[[ DATA IN THIS EXERCISE open ]]

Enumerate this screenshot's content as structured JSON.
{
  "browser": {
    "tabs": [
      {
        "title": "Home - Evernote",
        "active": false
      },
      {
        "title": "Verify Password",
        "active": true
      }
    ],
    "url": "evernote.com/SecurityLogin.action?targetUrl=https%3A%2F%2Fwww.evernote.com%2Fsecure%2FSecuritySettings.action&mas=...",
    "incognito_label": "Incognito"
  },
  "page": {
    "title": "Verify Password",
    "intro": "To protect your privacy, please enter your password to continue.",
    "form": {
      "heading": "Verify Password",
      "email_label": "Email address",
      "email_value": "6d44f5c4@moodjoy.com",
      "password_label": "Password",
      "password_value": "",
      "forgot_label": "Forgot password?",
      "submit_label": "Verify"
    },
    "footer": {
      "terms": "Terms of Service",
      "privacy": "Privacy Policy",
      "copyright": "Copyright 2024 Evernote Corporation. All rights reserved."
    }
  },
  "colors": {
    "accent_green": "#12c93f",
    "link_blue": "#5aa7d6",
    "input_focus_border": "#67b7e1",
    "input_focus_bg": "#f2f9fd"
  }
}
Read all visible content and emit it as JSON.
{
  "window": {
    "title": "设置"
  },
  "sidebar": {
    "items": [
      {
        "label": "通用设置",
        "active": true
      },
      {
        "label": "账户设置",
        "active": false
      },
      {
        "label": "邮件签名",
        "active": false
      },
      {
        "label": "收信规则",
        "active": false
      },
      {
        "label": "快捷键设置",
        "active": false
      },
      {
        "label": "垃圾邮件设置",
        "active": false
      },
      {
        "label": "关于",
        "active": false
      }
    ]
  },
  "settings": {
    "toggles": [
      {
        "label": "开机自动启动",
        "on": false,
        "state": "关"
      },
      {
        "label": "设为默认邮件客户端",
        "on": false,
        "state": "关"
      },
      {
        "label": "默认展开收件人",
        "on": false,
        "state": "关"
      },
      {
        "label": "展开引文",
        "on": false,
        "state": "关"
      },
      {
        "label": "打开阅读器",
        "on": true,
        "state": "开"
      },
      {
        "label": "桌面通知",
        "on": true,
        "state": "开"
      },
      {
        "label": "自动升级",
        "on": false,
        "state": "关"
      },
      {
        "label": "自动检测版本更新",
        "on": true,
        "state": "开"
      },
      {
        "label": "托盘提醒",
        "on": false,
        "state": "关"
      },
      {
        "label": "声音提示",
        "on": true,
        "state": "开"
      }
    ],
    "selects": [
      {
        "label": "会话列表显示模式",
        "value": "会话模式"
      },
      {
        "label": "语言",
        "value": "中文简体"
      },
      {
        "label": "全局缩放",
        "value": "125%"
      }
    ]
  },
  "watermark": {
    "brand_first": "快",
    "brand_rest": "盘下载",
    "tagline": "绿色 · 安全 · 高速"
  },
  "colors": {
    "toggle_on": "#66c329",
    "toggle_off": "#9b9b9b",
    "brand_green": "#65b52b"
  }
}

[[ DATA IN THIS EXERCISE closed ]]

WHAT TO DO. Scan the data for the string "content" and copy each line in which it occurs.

RESPONSE.
Enumerate this screenshot's content as structured JSON.
Read all visible content and emit it as JSON.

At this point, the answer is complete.